Items from an interface collection
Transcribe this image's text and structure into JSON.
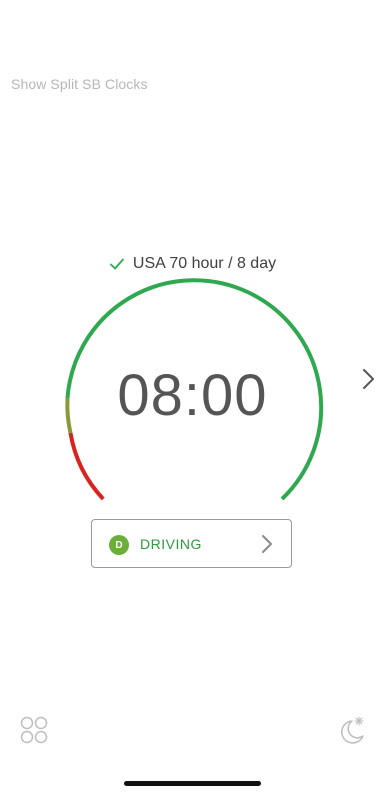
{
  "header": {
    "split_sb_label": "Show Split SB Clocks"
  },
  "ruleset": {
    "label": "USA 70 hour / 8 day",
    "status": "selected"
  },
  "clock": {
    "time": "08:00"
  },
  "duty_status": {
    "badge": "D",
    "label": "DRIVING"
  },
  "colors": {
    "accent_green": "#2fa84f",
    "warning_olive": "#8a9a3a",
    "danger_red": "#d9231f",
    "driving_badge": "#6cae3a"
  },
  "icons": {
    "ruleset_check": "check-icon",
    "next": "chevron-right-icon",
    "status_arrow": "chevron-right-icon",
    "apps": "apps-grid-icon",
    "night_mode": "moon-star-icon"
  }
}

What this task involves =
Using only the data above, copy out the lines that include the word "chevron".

Answer to this exercise =
    "next": "chevron-right-icon",
    "status_arrow": "chevron-right-icon",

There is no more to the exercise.